Beijing (AsiaNews) The 90th anniversary of Hu Yaobang's birth will be marked only by a handful of low-key events. Secretary of the Communist Party in the eighties, Hu's death unleashed the democratic movement and subsequent Tiananmen repression.
Some months ago, the president himself, Hu Jintao, expressed the desire to celebrate the event. Everything was prepared: in Cangfang, the birthplace of Hu Yaobang in Hunan, plans were afoot to build a memorial museum and an enormous square was to be named after him; in Beijing, a solemn commemoration ceremony was scheduled for today with more than 2,000 guests. And now: the construction of the museum has been stalled, the Beijing ceremony, postponed until tomorrow, has been scaled down to a seminar for a restricted number of some 200 or 300 people. However, a celebration in Jiangxi on 22 November has been added to the timetable; this is the province where Hu was buried.
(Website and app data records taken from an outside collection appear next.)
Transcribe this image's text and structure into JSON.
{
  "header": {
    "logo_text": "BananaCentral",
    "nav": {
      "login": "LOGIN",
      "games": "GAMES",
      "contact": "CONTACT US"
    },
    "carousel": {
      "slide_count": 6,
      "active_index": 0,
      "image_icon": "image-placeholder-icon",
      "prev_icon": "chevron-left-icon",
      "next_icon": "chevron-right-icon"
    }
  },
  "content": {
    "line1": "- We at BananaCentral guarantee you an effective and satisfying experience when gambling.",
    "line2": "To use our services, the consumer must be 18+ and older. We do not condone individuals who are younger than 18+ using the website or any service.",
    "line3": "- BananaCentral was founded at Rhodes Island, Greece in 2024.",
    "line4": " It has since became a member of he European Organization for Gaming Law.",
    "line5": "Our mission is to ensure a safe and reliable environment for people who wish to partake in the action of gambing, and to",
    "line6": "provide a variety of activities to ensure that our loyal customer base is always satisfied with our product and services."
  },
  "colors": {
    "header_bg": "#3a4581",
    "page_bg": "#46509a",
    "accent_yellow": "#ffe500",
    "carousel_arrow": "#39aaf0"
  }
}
Despite the obvious scaling down of activities, Liu Jianchao, spokesman of the Foreign Affaire Ministry confirmed that the anniversary will be celebrated, even if he did not specify how and when.
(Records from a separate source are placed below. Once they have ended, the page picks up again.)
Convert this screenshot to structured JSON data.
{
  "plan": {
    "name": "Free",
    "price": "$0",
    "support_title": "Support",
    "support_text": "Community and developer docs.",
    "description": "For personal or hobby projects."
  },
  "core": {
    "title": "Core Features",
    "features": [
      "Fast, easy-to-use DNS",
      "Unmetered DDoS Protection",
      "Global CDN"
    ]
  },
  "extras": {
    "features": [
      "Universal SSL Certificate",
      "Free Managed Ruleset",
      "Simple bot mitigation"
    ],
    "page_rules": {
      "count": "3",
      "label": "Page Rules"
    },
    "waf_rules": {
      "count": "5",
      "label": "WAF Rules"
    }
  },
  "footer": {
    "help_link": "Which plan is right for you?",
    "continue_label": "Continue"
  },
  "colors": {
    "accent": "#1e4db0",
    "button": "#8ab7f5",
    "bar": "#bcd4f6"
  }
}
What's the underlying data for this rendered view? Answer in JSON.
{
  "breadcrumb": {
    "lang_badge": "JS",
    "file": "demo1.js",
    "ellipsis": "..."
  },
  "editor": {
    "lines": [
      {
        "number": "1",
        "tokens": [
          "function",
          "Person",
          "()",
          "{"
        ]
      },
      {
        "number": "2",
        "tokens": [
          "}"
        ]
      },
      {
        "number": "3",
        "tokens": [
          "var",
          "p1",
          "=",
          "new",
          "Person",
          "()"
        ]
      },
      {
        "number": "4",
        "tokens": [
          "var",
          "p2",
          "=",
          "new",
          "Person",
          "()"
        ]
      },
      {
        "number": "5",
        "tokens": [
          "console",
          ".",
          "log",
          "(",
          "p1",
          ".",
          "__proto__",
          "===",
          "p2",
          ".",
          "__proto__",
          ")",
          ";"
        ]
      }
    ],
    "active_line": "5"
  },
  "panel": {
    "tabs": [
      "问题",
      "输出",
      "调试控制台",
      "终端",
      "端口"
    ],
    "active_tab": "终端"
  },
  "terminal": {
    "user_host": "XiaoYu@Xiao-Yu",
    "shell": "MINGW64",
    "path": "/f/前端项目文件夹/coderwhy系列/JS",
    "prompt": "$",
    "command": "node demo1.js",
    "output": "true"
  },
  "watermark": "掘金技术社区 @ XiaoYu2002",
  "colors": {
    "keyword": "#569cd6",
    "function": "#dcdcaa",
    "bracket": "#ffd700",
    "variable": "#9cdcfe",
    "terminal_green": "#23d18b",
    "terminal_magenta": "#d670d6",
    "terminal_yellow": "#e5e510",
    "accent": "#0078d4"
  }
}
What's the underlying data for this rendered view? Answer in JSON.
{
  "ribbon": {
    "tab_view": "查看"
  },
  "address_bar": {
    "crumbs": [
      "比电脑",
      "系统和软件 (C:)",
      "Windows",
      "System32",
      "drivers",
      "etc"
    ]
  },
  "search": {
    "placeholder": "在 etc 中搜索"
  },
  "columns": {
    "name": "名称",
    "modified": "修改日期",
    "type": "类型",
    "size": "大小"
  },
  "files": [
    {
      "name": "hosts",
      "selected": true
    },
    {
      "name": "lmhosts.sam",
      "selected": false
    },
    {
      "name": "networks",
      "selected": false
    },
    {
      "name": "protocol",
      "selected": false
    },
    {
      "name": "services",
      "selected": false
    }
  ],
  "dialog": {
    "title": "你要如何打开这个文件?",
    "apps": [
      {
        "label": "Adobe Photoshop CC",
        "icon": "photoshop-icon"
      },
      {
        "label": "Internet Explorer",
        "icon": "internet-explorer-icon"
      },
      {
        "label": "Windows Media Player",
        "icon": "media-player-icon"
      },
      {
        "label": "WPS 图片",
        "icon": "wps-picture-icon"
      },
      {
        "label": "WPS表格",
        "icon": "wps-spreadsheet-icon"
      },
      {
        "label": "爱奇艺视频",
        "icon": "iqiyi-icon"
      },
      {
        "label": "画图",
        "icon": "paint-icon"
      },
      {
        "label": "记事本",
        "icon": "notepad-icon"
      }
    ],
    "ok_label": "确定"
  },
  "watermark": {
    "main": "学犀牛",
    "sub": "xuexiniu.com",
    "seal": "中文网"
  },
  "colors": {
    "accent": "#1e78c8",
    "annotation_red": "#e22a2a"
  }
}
Meanwhile, mainstream media persist in observing a deep, obstructionist silence about Hu Yaobang.
Born on 20 November 1915 to a poor peasant family, he participated in the Long March with Mao Zedong. But, contrary to the Great Helmsman, Hu was always open minded and tolerant, seeking to rehabilitate victims of political persecution (anti-Rightist campaign in 1957; Cultural Revolution in 1966-1976).
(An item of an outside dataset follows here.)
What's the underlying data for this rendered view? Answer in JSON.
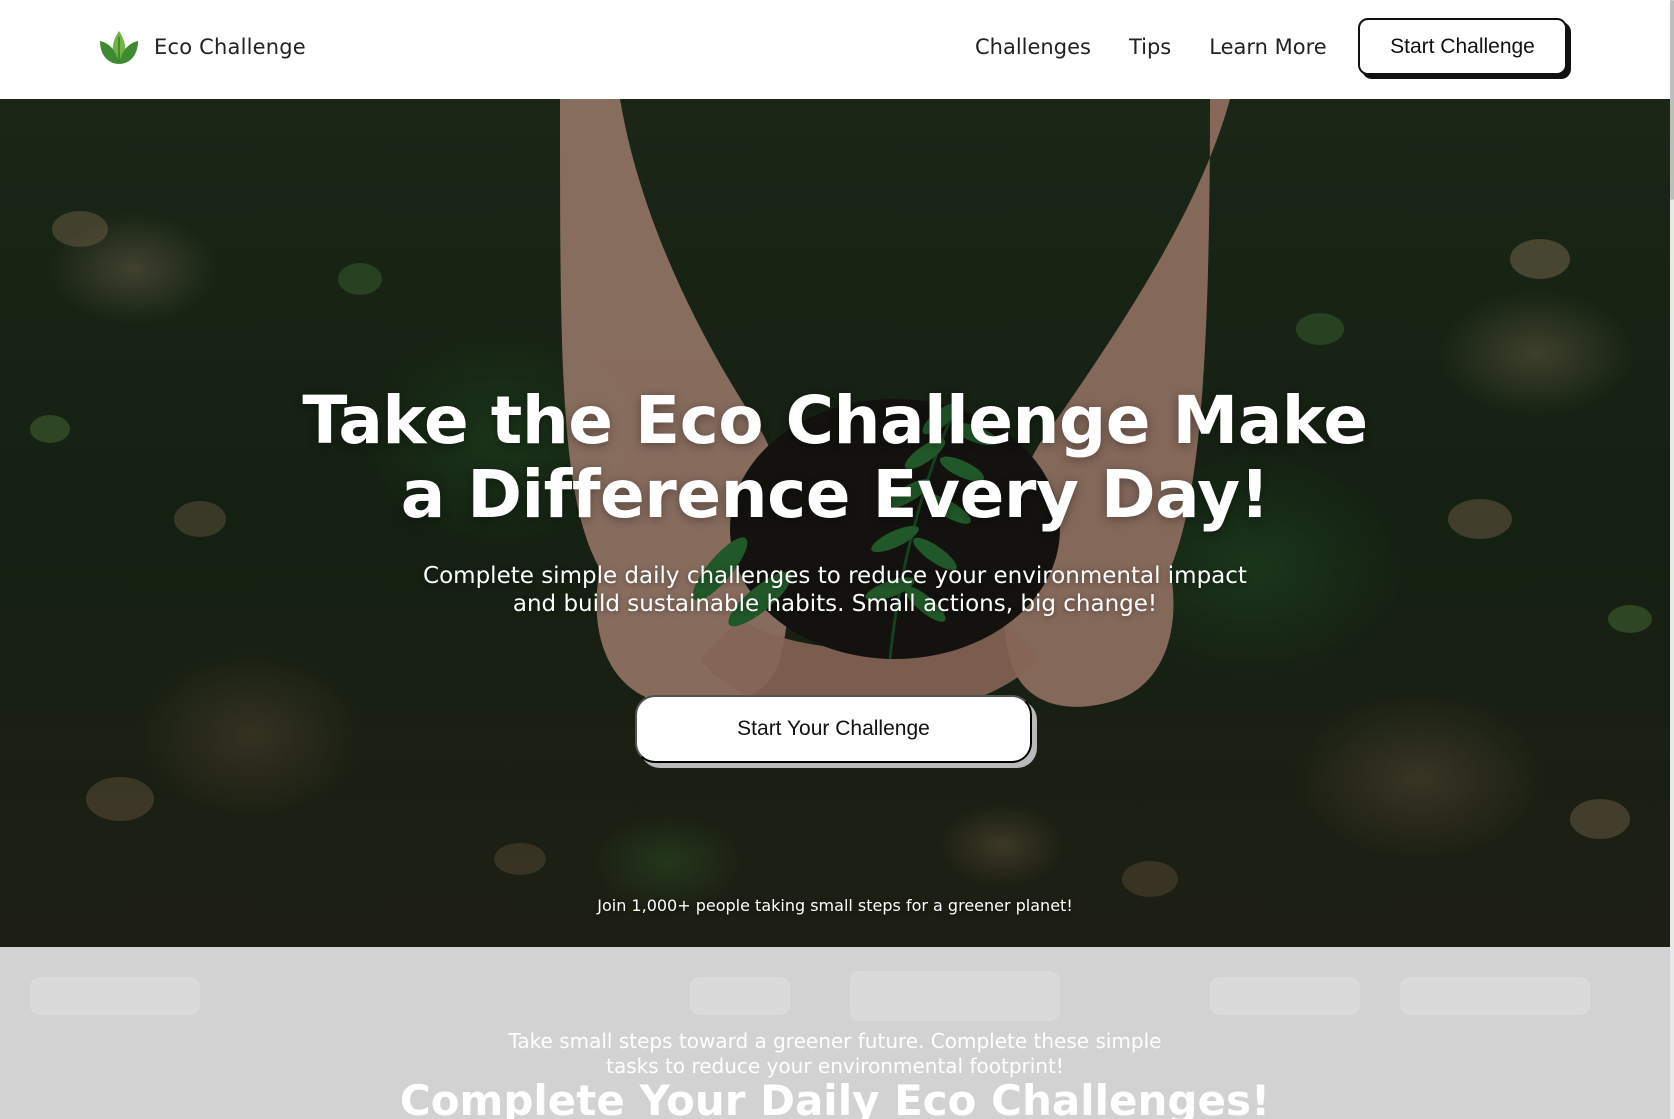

Deng Xiaoping was among those Hu "rehabilitated" and when he came to power in 1978, Hu together with Zhao Ziyang paved the way for economic reform geared towards transforming China from a state run as a Stalinist economy to a market economy.
Between 1981 and 1987, as Party Secretary, he worked to create openings and modernisation. Among his more advanced proposals were those of distinguishing between the state and the party and also of separating the party from entrepreneurship.
Thanks to him, the Chinese people could start to communicate more freely with the rest of the world.
But conservatives, accusing him of corrupting Chinese society with middle-class and western ideas, dismissed him from his post as Party Secretary in 1987. His death on 15 April 1989 sparked gatherings of millions of people and led to the birth of the democratic movement, suppressed during the Tiananmen massacre.
It is precisely this link between his death and the Tiananmen massacre which prompted the decision to shroud his memory in silence. In recent times, Hu Jintao wanted to the mark the anniversary, perhaps to portray himself as following in the footsteps of Hu Yaobang and his reforms. But the Party fears that mass rallies may once again flow from Hu Yaobang's memory, especially given prevalent heavy social tension. Some party members, like Li Peng, fear that reminders of Tiananmen may reignite the souls of many who seek justice and the truth about the massacre.
So the Security Department decided to keep the celebrations in low profile. Hu Jintao himself will not participate, as he will be attending the APEC meeting in South Korea.
Not even the former collaborators of Hu Yaobang are invited to tomorrow's celebrations in Beijing, perhaps because they are found guilty of being too "reformist".